### What you are asked to do
Only the number is wanted: how many lines below contain "JSON"?

### Excerpted records
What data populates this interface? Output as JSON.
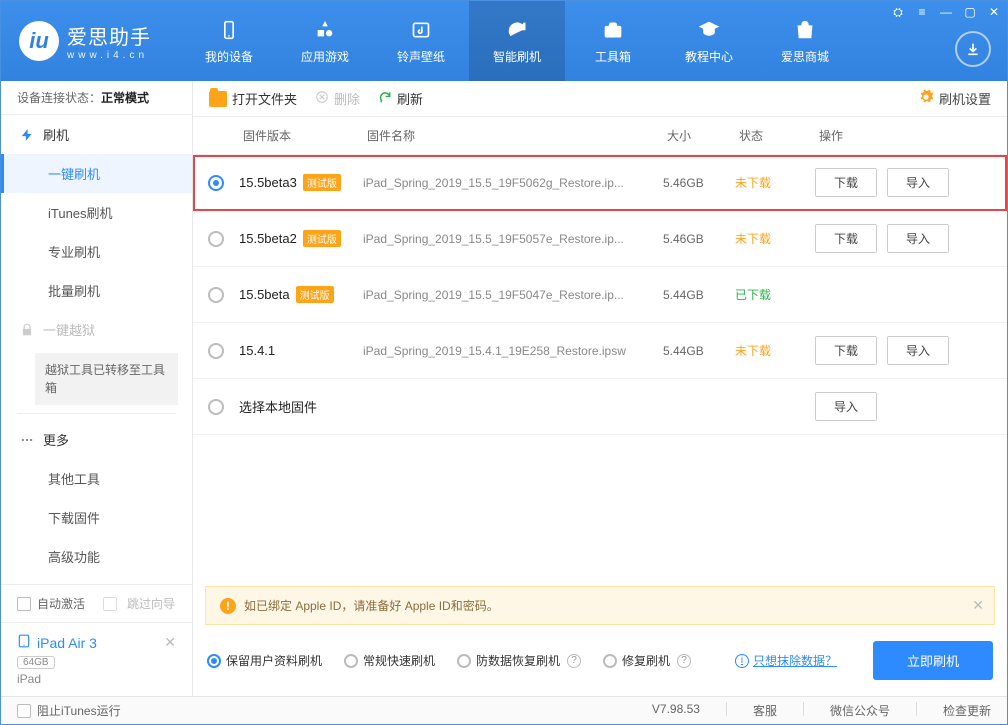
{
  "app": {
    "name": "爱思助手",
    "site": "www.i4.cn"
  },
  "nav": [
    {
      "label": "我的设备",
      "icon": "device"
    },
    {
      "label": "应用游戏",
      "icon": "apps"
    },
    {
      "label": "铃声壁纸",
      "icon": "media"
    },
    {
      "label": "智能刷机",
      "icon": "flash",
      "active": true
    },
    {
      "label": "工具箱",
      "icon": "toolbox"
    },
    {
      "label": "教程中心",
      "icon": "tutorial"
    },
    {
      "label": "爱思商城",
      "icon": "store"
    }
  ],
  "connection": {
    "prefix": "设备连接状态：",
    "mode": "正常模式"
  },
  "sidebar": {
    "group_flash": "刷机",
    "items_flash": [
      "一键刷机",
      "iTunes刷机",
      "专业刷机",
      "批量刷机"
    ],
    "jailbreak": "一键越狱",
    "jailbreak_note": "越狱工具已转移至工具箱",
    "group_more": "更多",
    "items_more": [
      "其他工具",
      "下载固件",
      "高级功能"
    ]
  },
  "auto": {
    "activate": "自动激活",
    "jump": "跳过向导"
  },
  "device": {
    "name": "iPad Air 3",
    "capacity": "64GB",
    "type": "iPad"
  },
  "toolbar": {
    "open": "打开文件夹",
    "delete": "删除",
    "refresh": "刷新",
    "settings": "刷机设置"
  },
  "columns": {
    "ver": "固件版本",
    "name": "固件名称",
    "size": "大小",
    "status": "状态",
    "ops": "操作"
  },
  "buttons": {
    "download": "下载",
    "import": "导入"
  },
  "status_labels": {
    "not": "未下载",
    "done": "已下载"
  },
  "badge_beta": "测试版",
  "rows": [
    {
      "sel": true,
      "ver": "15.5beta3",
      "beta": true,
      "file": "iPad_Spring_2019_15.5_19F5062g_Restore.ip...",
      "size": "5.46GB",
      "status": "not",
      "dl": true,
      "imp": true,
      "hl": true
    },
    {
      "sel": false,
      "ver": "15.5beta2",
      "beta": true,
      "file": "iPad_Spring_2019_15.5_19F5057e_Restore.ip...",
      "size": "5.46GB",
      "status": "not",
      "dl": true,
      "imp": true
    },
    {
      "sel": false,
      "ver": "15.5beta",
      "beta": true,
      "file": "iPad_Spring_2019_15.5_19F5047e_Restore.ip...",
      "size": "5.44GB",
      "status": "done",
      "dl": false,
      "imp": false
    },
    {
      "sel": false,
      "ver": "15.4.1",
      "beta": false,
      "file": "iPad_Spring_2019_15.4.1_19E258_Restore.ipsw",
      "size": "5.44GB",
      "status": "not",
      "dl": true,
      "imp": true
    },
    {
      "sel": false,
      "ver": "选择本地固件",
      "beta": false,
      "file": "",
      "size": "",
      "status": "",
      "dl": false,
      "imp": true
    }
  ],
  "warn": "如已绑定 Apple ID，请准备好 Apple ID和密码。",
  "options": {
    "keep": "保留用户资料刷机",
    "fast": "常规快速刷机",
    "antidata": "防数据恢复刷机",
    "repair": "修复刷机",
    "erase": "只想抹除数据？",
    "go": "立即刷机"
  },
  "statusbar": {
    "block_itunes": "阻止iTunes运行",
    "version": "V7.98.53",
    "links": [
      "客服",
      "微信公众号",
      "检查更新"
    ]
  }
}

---

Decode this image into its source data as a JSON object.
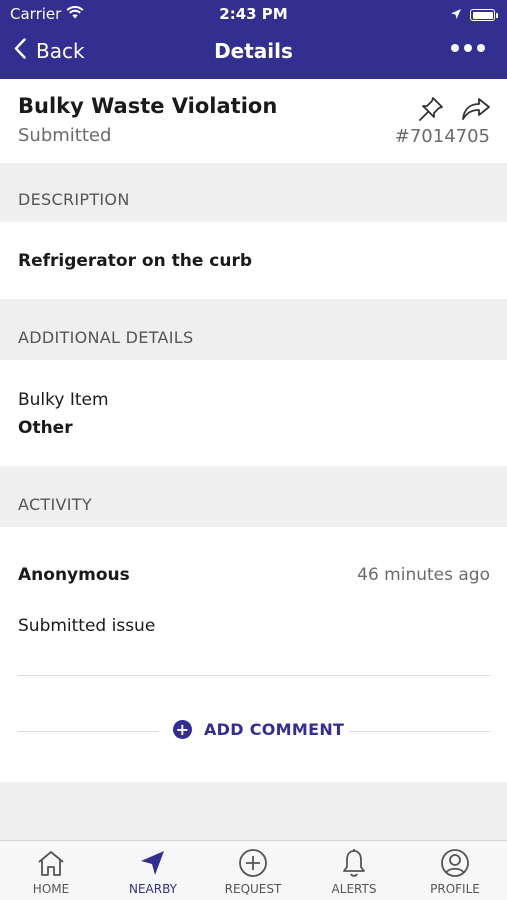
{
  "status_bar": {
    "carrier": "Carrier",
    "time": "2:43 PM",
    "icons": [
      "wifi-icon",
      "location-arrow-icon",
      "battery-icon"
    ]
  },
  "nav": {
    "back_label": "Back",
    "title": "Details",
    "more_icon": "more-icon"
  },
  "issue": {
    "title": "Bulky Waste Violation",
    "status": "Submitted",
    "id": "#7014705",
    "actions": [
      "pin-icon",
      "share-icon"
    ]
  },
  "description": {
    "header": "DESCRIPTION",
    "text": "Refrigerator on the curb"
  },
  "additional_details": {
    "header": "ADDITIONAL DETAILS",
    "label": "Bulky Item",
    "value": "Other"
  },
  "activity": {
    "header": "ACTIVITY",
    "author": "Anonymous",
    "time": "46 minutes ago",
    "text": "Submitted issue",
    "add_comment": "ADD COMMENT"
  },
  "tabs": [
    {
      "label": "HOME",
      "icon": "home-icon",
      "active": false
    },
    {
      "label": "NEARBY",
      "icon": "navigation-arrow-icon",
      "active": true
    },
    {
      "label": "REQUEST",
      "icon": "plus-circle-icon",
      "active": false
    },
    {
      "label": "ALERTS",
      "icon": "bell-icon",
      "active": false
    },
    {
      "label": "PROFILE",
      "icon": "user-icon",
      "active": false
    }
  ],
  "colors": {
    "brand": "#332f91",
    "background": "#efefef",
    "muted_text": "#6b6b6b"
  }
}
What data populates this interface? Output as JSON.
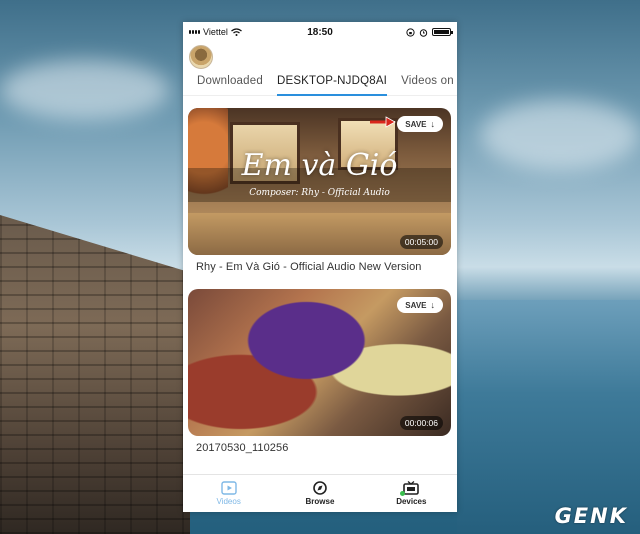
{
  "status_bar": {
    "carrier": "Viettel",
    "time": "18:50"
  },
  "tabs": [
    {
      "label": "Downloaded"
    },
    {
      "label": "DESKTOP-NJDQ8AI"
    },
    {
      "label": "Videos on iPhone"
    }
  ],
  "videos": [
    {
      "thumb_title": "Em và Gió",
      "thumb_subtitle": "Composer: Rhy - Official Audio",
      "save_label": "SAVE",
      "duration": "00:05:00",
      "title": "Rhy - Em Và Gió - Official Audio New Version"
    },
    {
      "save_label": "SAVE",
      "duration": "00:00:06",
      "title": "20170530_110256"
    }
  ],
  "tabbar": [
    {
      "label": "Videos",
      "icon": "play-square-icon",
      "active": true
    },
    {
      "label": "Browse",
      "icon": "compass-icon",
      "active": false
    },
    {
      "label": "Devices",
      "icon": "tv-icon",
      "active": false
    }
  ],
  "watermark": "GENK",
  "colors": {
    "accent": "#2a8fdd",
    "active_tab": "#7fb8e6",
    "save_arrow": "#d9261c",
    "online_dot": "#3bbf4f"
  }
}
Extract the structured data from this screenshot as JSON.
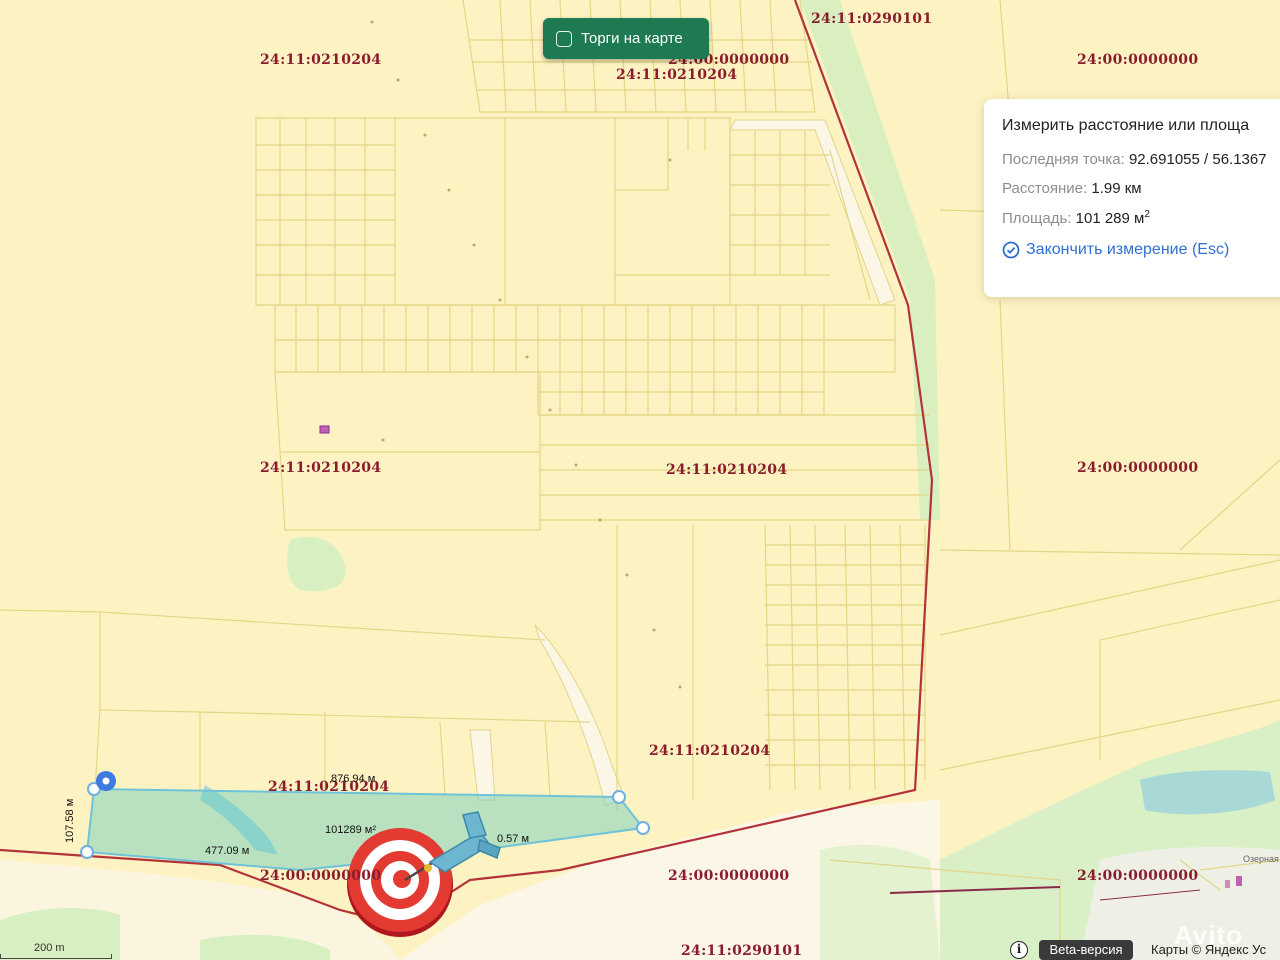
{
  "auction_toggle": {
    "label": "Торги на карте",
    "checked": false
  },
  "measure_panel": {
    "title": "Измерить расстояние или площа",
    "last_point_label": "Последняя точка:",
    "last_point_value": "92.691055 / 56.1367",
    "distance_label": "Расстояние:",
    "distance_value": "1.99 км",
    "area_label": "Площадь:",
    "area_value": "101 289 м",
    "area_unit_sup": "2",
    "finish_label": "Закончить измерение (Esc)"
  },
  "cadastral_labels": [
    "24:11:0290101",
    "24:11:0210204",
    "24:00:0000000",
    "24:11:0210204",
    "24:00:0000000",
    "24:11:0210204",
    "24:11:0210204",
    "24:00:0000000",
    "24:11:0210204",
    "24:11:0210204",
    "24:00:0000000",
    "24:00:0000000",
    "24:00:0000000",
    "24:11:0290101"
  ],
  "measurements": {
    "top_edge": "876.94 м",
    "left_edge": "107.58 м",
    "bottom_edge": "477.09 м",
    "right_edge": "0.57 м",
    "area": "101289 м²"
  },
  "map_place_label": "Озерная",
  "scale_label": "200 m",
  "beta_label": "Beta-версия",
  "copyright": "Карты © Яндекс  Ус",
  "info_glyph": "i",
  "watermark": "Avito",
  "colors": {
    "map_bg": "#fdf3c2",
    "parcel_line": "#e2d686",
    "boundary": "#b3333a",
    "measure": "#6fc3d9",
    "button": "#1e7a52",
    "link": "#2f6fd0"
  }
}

### Answer to the exercise
4